"I'm absolutely gobsmacked. I'm so disappointed. I was hoping, really hoping, that this election we'd get a massive turnout of people engaged in elections. And my hopes have been dashed," she said.
Election data shows 8.8 percent of Auckland had voted by this afternoon.
By Tuesday night, 10.9 percent of Christchurch and 4.9 percent of Wellington had voted.
Those results are all down when compared to the same time last election.
Taupō is home of the least engaged voters of all: Just 3.9 percent of the district's eligible population had voted by Tuesday, compared to 14.7 percent at the same time last election.

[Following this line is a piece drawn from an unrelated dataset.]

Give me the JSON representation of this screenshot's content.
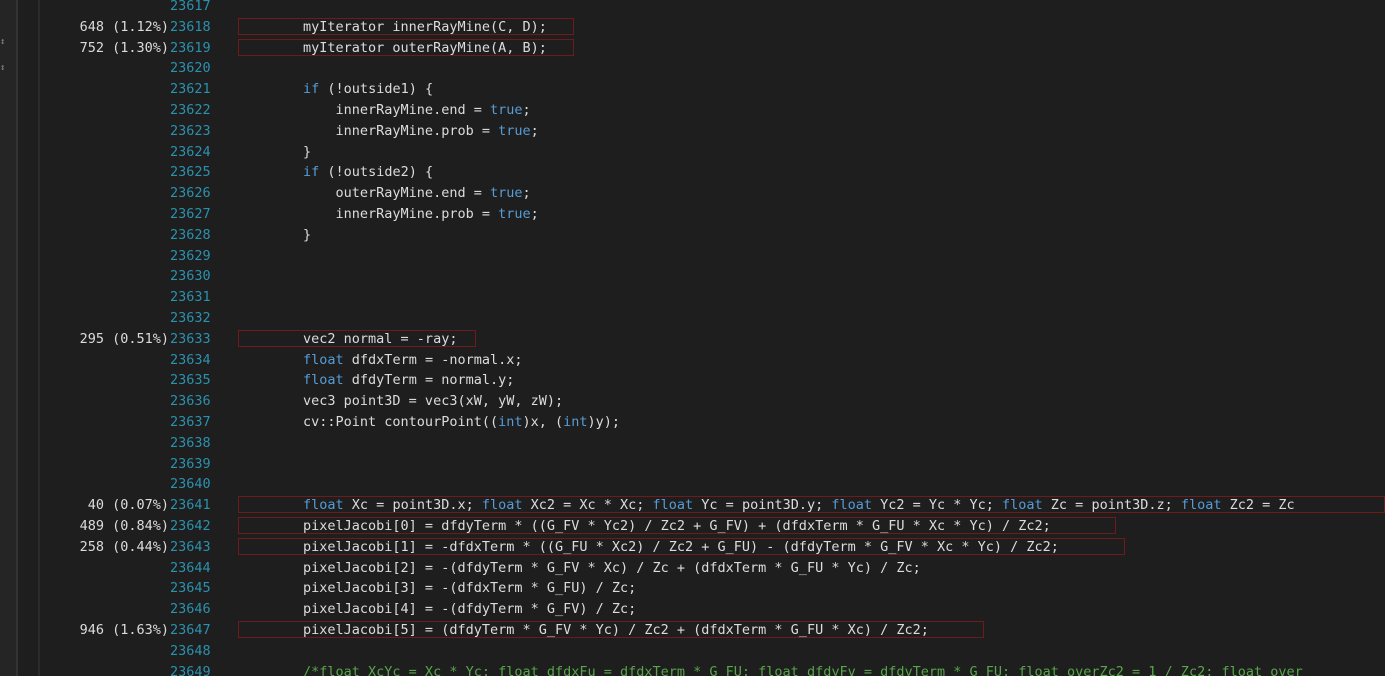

The most engaged voters had been in Westland, sitting on 19.8 percent - but that too was still down on the 24.9 percent of votes received by the same time last election.
"I just haven't thought about it yet... I intend to sign the paper, but I'm not sure which is the better candidate," a voter in Auckland told RNZ.
"I'm just making excuses you know, 'I'm too busy'."
AUT political scientist Julienne Molineaux said the numbers were not cause for panic just yet.
She theorised in part, people had been preoccupied by a change to their routines.
"We've had a distraction in the last week or two in terms of our news coverage which has been very much focused around the death of our Queen Elizabeth II," she said.
"We've also had a long weekend, so people have been a bit out of routine. So possibly voters are a bit behind in terms of getting around to voting and also posting those votes in."
However, she felt the length of the voting period may also be contributing to the small turnout.
That was great for giving people a chance to read up on the candidates, she said, but not so great for procrastinators.
"We've got a very complex ballot with lots of decision making points, so we do need time to fill it out. But the downside of two-and-a-half weeks to vote is the possibility of just putting it off, until later. Until it's too late," she said.
Mai feared the method of voting had not kept up with the times.
"People are getting fewer and fewer letters in the post so maybe people are not picking them up out of their letterboxes. And even then, not being able to find where to post their voting papers once they'll filled them out. It feels like perhaps, I think, we've missed a trick with not having electronic voting for local elections."
Auckland Council has explored that idea, after polling people in 2019 and finding two thirds of voters would prefer to vote online.
However, cost and security concerns stopped its proposed trial of an e-voting system that year, council manager governance services Rose Leonard said.
"We will continue to advocate for more work in this area and provide any support we can to make the move to an online voting option - but we stress that this must have the backing of the local government sector and of central government," she said.
"It is not something we can deliver on our own."
In the meantime, Molineaux said those who were voting were unlikely to fully represent society.
Research showed they were much more likely to be older, and homeowners, she said.
In turn, candidates wrote policies to suit them.
"And so there'll be less annual policy platforms around public transport and recreation facilities and perhaps more about keeping rates down. And so this is a further disincentive for young people to vote. If they feel that they're not being spoken to by any of the candidates, it reinforces low turnout among those groups."
That was front of mind for Auckland voter Miriama Wilson, who had bucked the trend and already got her ballot in.
"A lot of people don't realise that the local board is more governing to them, to their personal lives, than the national one. You know, things like rates, water, things like that - it's actually the local board that dictates what happens. Have your say otherwise miss out," she said.
Voting closes on 8 October at 12pm.